[Start of section]

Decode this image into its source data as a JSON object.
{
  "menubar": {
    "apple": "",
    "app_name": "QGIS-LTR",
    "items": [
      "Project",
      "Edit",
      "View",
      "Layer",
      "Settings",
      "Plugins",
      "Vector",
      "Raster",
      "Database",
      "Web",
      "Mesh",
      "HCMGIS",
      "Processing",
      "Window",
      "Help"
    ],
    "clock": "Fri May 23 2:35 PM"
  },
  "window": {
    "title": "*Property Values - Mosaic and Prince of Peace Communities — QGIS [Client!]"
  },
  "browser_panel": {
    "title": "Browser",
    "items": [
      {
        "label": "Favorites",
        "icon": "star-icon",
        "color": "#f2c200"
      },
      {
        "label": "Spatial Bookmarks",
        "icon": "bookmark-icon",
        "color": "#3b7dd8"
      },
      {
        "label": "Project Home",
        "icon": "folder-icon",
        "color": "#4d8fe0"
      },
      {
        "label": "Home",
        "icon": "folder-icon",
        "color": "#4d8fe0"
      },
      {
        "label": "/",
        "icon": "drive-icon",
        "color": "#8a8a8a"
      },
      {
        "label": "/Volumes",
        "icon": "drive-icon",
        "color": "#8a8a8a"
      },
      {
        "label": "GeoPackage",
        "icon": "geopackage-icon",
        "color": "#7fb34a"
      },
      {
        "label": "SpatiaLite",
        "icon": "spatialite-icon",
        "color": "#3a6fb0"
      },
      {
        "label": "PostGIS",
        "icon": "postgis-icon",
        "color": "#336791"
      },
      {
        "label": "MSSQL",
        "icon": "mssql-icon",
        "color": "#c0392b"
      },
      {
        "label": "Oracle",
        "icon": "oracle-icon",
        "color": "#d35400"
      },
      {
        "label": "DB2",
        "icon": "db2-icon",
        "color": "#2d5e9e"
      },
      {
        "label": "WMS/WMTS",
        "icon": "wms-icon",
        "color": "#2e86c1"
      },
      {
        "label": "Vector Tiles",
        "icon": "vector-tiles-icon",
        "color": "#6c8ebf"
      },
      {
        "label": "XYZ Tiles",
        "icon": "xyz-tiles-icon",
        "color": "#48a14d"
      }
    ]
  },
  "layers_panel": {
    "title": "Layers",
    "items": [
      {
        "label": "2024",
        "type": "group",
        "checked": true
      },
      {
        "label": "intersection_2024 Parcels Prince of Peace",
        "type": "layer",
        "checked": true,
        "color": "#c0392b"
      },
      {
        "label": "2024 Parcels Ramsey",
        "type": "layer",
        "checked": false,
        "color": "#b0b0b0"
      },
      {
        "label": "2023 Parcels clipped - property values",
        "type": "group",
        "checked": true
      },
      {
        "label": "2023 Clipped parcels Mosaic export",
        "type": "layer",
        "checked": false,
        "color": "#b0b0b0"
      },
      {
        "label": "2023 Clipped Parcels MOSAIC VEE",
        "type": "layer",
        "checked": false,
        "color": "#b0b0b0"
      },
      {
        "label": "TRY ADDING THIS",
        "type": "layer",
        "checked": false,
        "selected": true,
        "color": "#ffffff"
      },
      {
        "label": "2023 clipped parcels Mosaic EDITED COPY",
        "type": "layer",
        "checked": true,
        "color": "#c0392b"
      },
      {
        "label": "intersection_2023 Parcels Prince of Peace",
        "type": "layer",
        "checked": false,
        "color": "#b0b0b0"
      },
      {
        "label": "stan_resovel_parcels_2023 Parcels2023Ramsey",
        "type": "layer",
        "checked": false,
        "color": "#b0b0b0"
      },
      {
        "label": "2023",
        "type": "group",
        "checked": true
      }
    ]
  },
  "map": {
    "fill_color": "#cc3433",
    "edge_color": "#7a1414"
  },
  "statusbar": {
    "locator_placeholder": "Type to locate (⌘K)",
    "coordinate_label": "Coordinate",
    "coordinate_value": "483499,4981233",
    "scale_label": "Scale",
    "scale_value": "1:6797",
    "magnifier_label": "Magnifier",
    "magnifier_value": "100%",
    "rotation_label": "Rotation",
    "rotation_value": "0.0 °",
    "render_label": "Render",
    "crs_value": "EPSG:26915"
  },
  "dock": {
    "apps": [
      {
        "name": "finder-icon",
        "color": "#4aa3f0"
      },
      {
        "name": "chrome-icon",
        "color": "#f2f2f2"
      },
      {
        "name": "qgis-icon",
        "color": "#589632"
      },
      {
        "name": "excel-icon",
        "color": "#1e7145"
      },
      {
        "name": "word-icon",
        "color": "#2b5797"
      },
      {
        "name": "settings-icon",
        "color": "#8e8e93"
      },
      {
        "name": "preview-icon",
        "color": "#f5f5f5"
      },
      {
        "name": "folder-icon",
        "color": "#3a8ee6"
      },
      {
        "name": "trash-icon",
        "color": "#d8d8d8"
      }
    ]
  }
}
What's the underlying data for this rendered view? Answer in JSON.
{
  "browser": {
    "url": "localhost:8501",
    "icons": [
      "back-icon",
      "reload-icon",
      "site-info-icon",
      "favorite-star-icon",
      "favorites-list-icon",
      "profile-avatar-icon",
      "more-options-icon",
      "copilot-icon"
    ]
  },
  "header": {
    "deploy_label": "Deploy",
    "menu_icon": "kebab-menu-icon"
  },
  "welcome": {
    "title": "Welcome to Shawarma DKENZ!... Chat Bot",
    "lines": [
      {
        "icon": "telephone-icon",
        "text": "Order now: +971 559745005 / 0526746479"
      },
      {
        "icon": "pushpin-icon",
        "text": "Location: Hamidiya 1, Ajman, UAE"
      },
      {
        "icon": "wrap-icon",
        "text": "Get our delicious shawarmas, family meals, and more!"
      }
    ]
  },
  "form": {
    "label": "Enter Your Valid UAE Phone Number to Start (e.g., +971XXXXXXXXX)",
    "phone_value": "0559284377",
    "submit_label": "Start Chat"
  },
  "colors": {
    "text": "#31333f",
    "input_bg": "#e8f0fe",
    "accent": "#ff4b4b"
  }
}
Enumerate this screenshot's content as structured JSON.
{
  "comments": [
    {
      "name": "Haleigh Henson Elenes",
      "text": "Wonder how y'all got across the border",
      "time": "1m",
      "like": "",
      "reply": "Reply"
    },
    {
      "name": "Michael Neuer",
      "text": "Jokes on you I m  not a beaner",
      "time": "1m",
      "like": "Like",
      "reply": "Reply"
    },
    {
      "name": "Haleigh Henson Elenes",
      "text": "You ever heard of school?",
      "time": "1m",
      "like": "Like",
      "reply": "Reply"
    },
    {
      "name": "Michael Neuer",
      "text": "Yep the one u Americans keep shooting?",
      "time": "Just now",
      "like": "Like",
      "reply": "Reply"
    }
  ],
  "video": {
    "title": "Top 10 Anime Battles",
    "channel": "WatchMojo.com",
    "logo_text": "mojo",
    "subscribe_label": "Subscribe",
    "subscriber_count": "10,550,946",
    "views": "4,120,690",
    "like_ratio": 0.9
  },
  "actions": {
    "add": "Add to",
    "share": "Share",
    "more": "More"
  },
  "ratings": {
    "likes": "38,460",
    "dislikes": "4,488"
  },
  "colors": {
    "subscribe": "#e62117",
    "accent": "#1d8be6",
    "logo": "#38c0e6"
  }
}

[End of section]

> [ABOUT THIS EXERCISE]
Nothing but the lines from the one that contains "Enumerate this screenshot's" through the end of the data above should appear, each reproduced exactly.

> [OUTPUT]
Enumerate this screenshot's content as structured JSON.
{
  "comments": [
    {
      "name": "Haleigh Henson Elenes",
      "text": "Wonder how y'all got across the border",
      "time": "1m",
      "like": "",
      "reply": "Reply"
    },
    {
      "name": "Michael Neuer",
      "text": "Jokes on you I m  not a beaner",
      "time": "1m",
      "like": "Like",
      "reply": "Reply"
    },
    {
      "name": "Haleigh Henson Elenes",
      "text": "You ever heard of school?",
      "time": "1m",
      "like": "Like",
      "reply": "Reply"
    },
    {
      "name": "Michael Neuer",
      "text": "Yep the one u Americans keep shooting?",
      "time": "Just now",
      "like": "Like",
      "reply": "Reply"
    }
  ],
  "video": {
    "title": "Top 10 Anime Battles",
    "channel": "WatchMojo.com",
    "logo_text": "mojo",
    "subscribe_label": "Subscribe",
    "subscriber_count": "10,550,946",
    "views": "4,120,690",
    "like_ratio": 0.9
  },
  "actions": {
    "add": "Add to",
    "share": "Share",
    "more": "More"
  },
  "ratings": {
    "likes": "38,460",
    "dislikes": "4,488"
  },
  "colors": {
    "subscribe": "#e62117",
    "accent": "#1d8be6",
    "logo": "#38c0e6"
  }
}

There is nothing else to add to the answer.